Death of a Philosopher Prophet
Albert Camus is the one person we’re covering today who is famous for matters other than his death. Camus (pronounced Ca-MOO) was a philosopher of absurdism and won a Nobel Prize in Literature. You might have heard this quote of his: “The only way to deal with an unfree world is to become so absolutely free that your very existence is an act of rebellion.” Right now, though, we’re mostly concerned with this other quote of his: “I know nothing more stupid than to die in an automobile accident.”
Camus, as you savvy readers immediately guessed, died in an automobile accident, which we wouldn’t call stupid ourselves, but who are we to question Camus’ own assessment? It was January of 1960, and he was just coming off a New Year’s holiday. He, his wife and his daughter were all due to return to Paris by train, and Camus died with his train ticket in his pocket. Rather than board the train like his family did, he decided late to cover those 500 miles through a road trip with a buddy.
via Wiki Commons
When police found the crashed car, the speedometer was stuck at 100 miles per hour. The car was the fastest available in France, and the public concluded he’d taken this trip to test what this crazy engine could do. Later investigations showed the car had been traveling at a normal speed when a tire burst, and the speedometer shifted during the crash. The real motive behind the road trip? Trains don’t serve great food, and Camus wanted a chance to stop at several French restaurants.
So, he died, but at least his stomach was full of frog’s legs and snails. That’s not us making fun of the French — those were the specialties served by the specific restaurants he visited.
The Self-Declaration of the Boiled Man
If you visit Yellowstone Park, do not venture off the walkways to explore the hot springs on foot.
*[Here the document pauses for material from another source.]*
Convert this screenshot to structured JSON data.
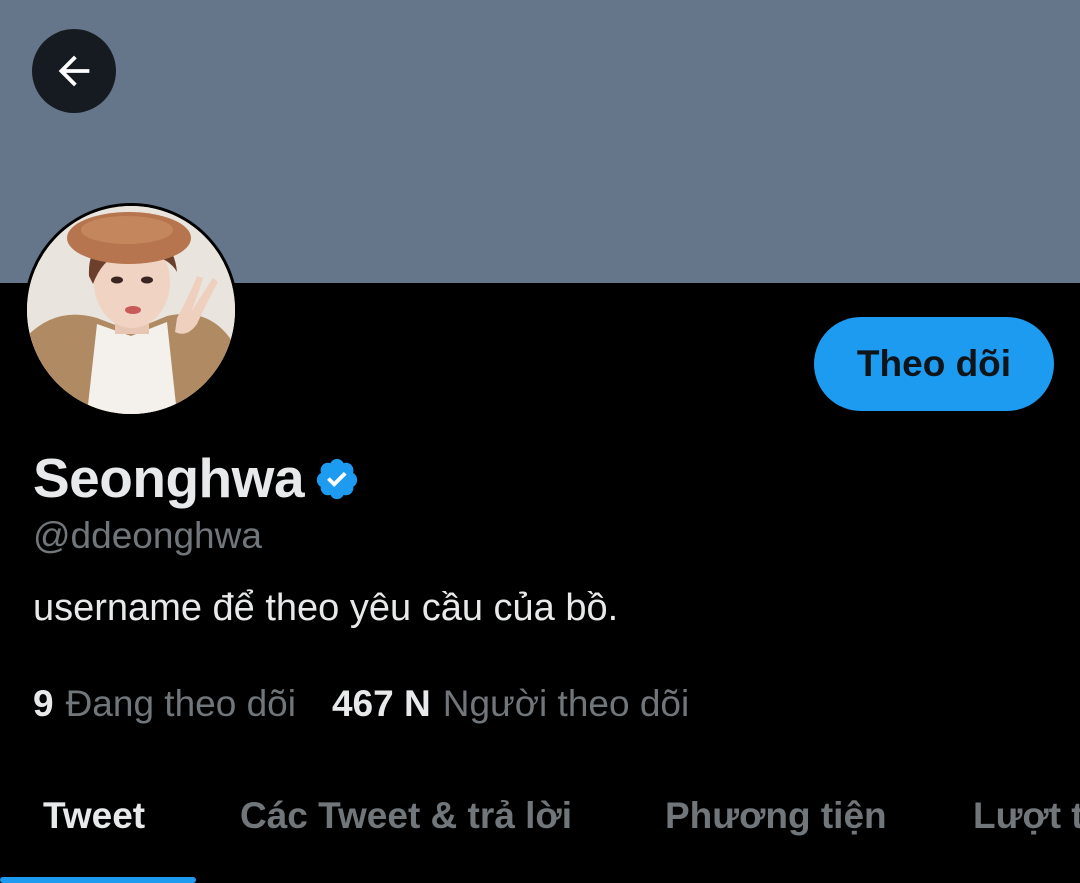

The ground may collapse and drop you in. The water, a hair below boiling point, is a lot hotter than the sort of hot springs that are fun to soak in. Worse than that is the acid. The park has a few stories of people who fell in accidentally and suffered the consequences. It also has one story from back in 1981 of someone who jumped in headfirst.
He had a reason. He was jumping in to rescue his huge dog, Moosie. Moosie dove in first, against the warnings written on several signs, because Moosie was illiterate. Rescue wasn’t a very good reason for 24-year-old David Kirwan to jump in after him, though. He stood no shot at successfully retrieving Moosie from the acid. Despite Kirwan’s intervention, Moosie fully dissolved. The dog’s body was reduced to oils, which people later saw contribute to small eruptions in the pool.
“That was stupid,” said Kirwan, after a friend gave him a hand and pulled him out (the friend took some risk in the process but knew better than to jump in himself, which would have killed them both). “How bad am I? That was a stupid thing I did.” He was quite bad. His eyes were white, as he was now blind. Someone now yanked off one of his shoes (because hey, free shoes), and it peeled off all the skin of his foot along with it. Both his hands fully degloved as well, leaving hand-shaped envelopes of skin on the ground.
At the clinic, they pumped IV fluids in him but there wasn’t have much hope. By the next day, he was dead. Don’t feel too bad, Kirwan. You did what you did out of love. We bet your dog would have done the same for you, given the chance. Though, that’s because your dog was stupid.